Michael Johnson – When we started in 1992 we were just any other graphic design company trying to get by. But by the turn of the century we began to do larger identity projects such as More Th>n and then Shelter. For the last ten to fifteen years we’ve concentrated on all aspects of branding – and we’ve intentionally limited our work for people, companies and organisations whose ethos we either believe in or can help shape – designing for good, not bad.
The Logo Creative – I have noticed that Johnson Banks uses words within its design very effectively creating great communication design and tone of voice, is it the words that inspire new ideas a lot of the time?
Michael Johnson – I’ve always been quite a ‘verbal’ designer – the glory period of US and UK advertising from the 60s and 70s was very inspirational for me.
Then I discovered that many other graphic designers steer away from or are uncomfortable with words and copy – so this initially became a way for my work to stand out. And for well over a decade we’ve been talking about both ‘verbal’ and ‘visual’ branding – if you can do both you can build stronger end-products.
Yes, sometimes (but not always) an entire scheme might start with just a few words or a written observation. Both our schemes for Livability and Cystic Fibrosis started exactly like this (notes 167 and 168 in the book).
The Logo Creative – What are your thoughts on specialisation vs generalisation within graphic design?
Michael Johnson – I’m still a fan of being as generalist as possible. Yes, we concentrate on branding, but we try to ensure that we’re working in multiple sectors – education, not-for-profit, philanthropy, culture, technology…
I understand WHY people become sector specialists, but it can become dangerous and before you know it, you’re pigeonholed.

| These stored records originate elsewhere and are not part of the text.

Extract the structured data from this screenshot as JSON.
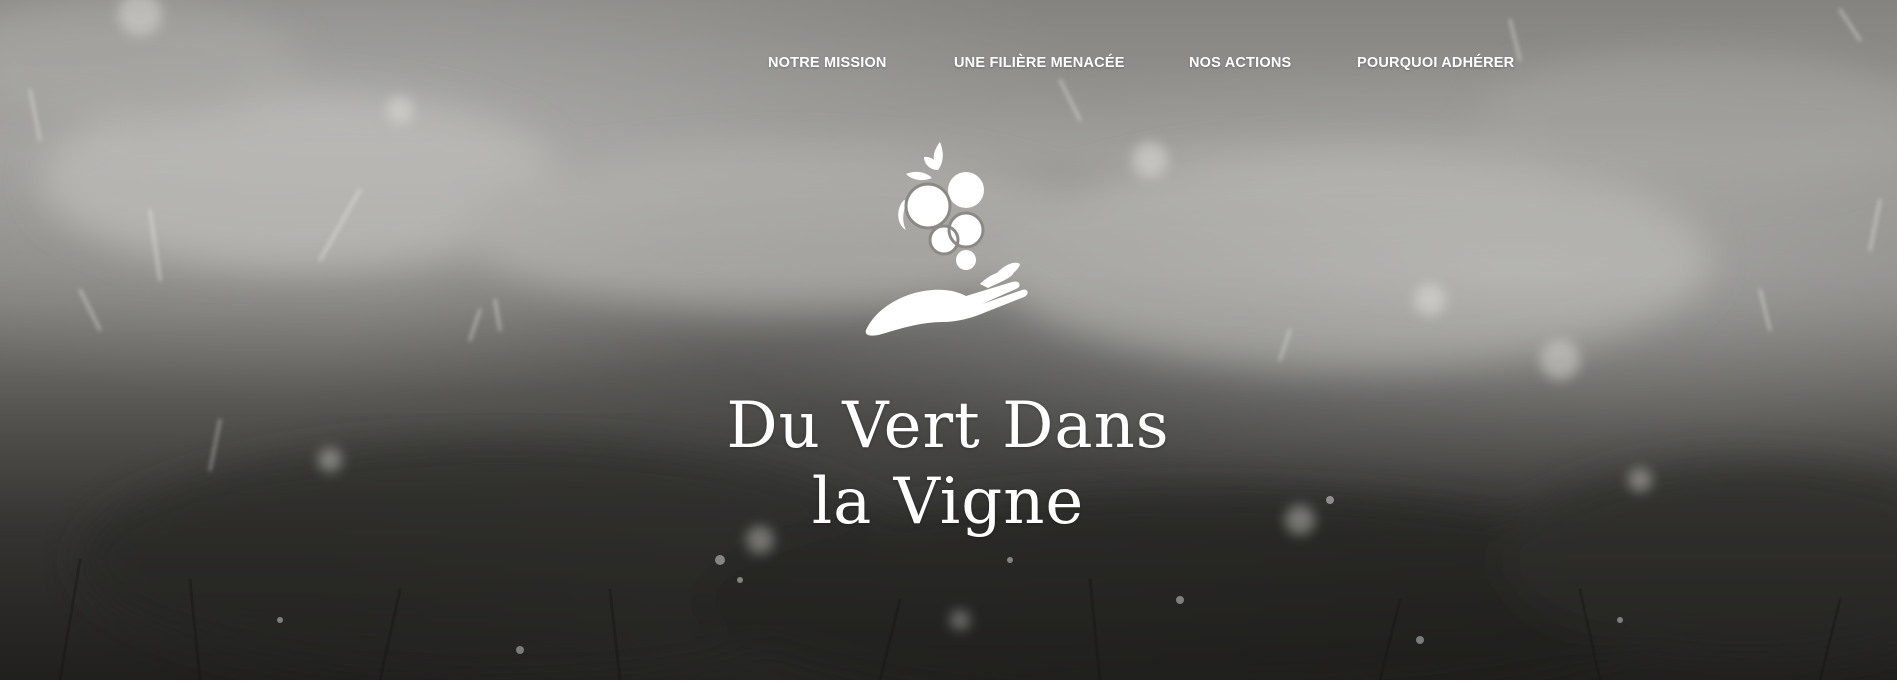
{
  "nav": {
    "items": [
      {
        "label": "NOTRE MISSION"
      },
      {
        "label": "UNE FILIÈRE MENACÉE"
      },
      {
        "label": "NOS ACTIONS"
      },
      {
        "label": "POURQUOI ADHÉRER"
      }
    ]
  },
  "hero": {
    "logo_icon": "grapes-on-hand-icon",
    "title_line1": "Du Vert Dans",
    "title_line2": "la Vigne"
  },
  "colors": {
    "text": "#ffffff",
    "background_tone": "#7f7e7a"
  }
}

We got a bit ‘stuck’ doing annual reports 20 years ago – in the end we just had to stop doing them. We’ve done three big children’s charities – should we do another? Possibly not.

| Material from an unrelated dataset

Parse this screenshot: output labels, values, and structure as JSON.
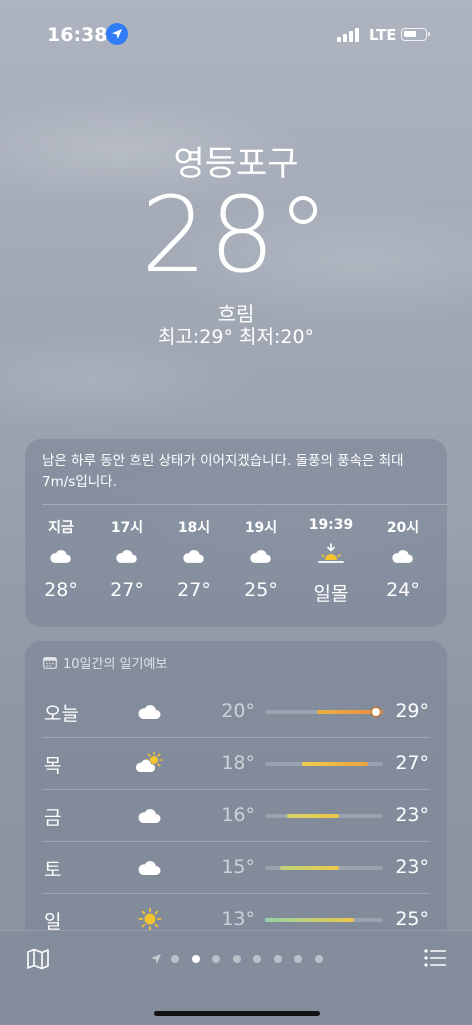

We also try to keep a mixture of project types of different scale coming through the studio at any one time so keep us all on our toes – I guess my only regret is that the demand for posters (my other great love) has really dwindled. Shame.
The Logo Creative – What do you think are the biggest developments within identity design over the last few years?
Michael Johnson – Every year the palette that we can work with gets broader and broader. For example, we’ve just finished another series of events for Cambridge University across the world where we controlled and supplied the animations, the backdrops, multiple films, the posters, the programmes – we even wrote most of the speeches. That’s an extraordinary range of applications, but the Dear World… Yours, Cambridge project seems to have that kind of breadth. We keep searching for more projects that can stretch us in that way – and clients now search for us because of the bandwidth of what we can offer.
The Logo Creative – Laurence King publish many great design books, what was it like putting the book idea across to them and working together to get it published?
Michael Johnson – This is my third book and the big thing I’ve learned with the last two is that both a good idea AND a very carefully thought through synopsis are critical. That’s how decisions are made. Gone are the days of getting a book deal over lunch with an idea scribbled on a napkin.
Once I’d had the initial thought for Now Try Something Weirder two years ago, I spent that summer working up a bullet-proof, 15 page ‘pitch’, shared it with three publishers and two were interested.
In the end Laurence King’s experience in producing and marketing smaller, more informal books like this swung it for me. In terms of process, we pretty much controlled everything but LK’s editing and copy/proofing input was invaluable as we got to the later stages. Now they are being especially helpful as we prepare for the book’s actual launch.
Below is the video Book Review.